“Our new paper goes through a careful analysis of how to resolve these inconsistencies and properly quantize the circuit in the presence of time-dependent flux,” says James Sauls, physics and astronomy, CAPST codirector, and coauthor of the paper with Koch and Northwestern graduate student Xinyuan You. “This discovery is not only a significant advance in the formulation of the quantum theory of electrical circuits, but it marks another step in the evolution of theoretical quantum mechanics.”
Published May 21 in Physical Review, the manuscript reports the first research from the new quantum initiative of CAPST, a collaborative venture between Northwestern University and the Department of Energy’s Fermi National Accelerator Laboratory.
Quantum Mechanics You Can ‘See’
The chip Koch displayed is a simple example of quantum mechanics, but one that an experimentalist might place in a specialized apparatus known as a dilution refrigerator, where it is cooled to temperatures as low as 10 millikelvin, or -459.7°F.
“At that temperature, these circuits behave more like atoms than classical circuits,” says Koch, a renowned physicist in the area of circuit quantization development. “They have discrete energy levels and physicists have only fairly recently learned that circuits composed of macroscopic components — inductors, capacitors, Josephson junctions — can be fully governed by the laws of quantum mechanics.”
The discovery that macroscopic entities adhered to the principals of quantum mechanics proved to be revolutionary for the field. The new circuit quantization theory developed at CAPST enhances it in a critical way.
Superconducting circuits are electrical circuits fabricated from superconducting materials. Due to the flexibility in circuit design, such circuits hold substantial promise as qubits, Sauls says.
In quantum computing, a qubit is the basic unit of information — the quantum version of the classical binary bit. In a classical system, a bit would have to be in either one state or the other, but quantum mechanics allows the qubit to be in all states simultaneously, a property fundamental to quantum mechanics and quantum computing.
Many of the superconducting circuits used as qubits to date are sensitive to magnetic fields. For instance, the energy levels of the qubit may change when an experimentalist tunes the value of a magnetic field. “The appropriate way to quantify how a magnetic field will influence the circuit is magnetic flux, which measures the strength of the magnetic field integrated over the circuit area,” says Koch.

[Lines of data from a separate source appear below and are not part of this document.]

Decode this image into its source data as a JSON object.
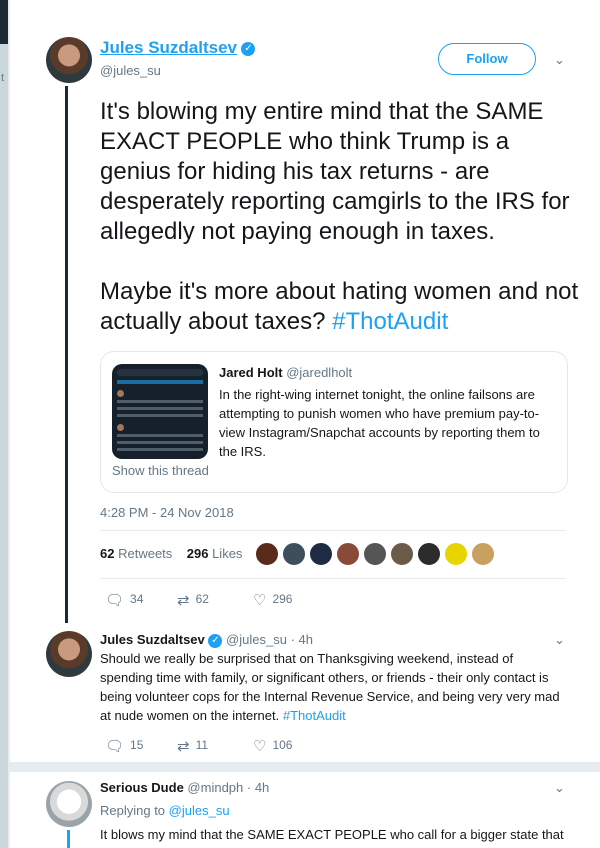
{
  "main_tweet": {
    "display_name": "Jules Suzdaltsev",
    "handle": "@jules_su",
    "follow_label": "Follow",
    "text_p1": "It's blowing my entire mind that the SAME EXACT PEOPLE who think Trump is a genius for hiding his tax returns - are desperately reporting camgirls to the IRS for allegedly not paying enough in taxes.",
    "text_p2": "Maybe it's more about hating women and not actually about taxes?",
    "hashtag": "#ThotAudit",
    "quote": {
      "name": "Jared Holt",
      "handle": "@jaredlholt",
      "text": "In the right-wing internet tonight, the online failsons are attempting to punish women who have premium pay-to-view Instagram/Snapchat accounts by reporting them to the IRS.",
      "show_thread": "Show this thread"
    },
    "timestamp": "4:28 PM - 24 Nov 2018",
    "retweets_count": "62",
    "retweets_label": "Retweets",
    "likes_count": "296",
    "likes_label": "Likes",
    "replies": "34",
    "retweets": "62",
    "likes": "296"
  },
  "reply1": {
    "display_name": "Jules Suzdaltsev",
    "handle": "@jules_su",
    "time": "· 4h",
    "text": "Should we really be surprised that on Thanksgiving weekend, instead of spending time with family, or significant others, or friends - their only contact is being volunteer cops for the Internal Revenue Service, and being very very mad at nude women on the internet.",
    "hashtag": "#ThotAudit",
    "replies": "15",
    "retweets": "11",
    "likes": "106"
  },
  "reply2": {
    "display_name": "Serious Dude",
    "handle": "@mindph",
    "time": "· 4h",
    "replying_label": "Replying to",
    "replying_handle": "@jules_su",
    "text": "It blows my mind that the SAME EXACT PEOPLE who call for a bigger state that"
  },
  "icons": {
    "reply": "reply-icon",
    "retweet": "retweet-icon",
    "like": "heart-icon",
    "verified": "verified-badge-icon",
    "menu": "chevron-down-icon"
  },
  "colors": {
    "accent": "#1da1f2",
    "text": "#14171a",
    "muted": "#657786",
    "thread_line": "#1b2836"
  },
  "left_fragment": "t"
}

The new theory provides a significant advance in the ability to handle real circuits, which invariably have flux noise present, says Sauls. The project — which took about a year to complete — was borne out of Koch’s collaborations with David Schuster at the University of Chicago. Those efforts were recently bolstered by Northwestern’s inclusion in the multi-institutional Chicago Quantum Exchange as well as the University’s launch of the Initiative at Northwestern for Quantum Information Research and Engineering (INQUIRE), which was created as an effort to bridge multiple academic domains, bringing together faculty research groups and labs pursuing quantum science and engineering from the University’s Physics, Chemistry, Materials Science & Engineering, Electrical & Computer Engineering, and Computer Science Departments.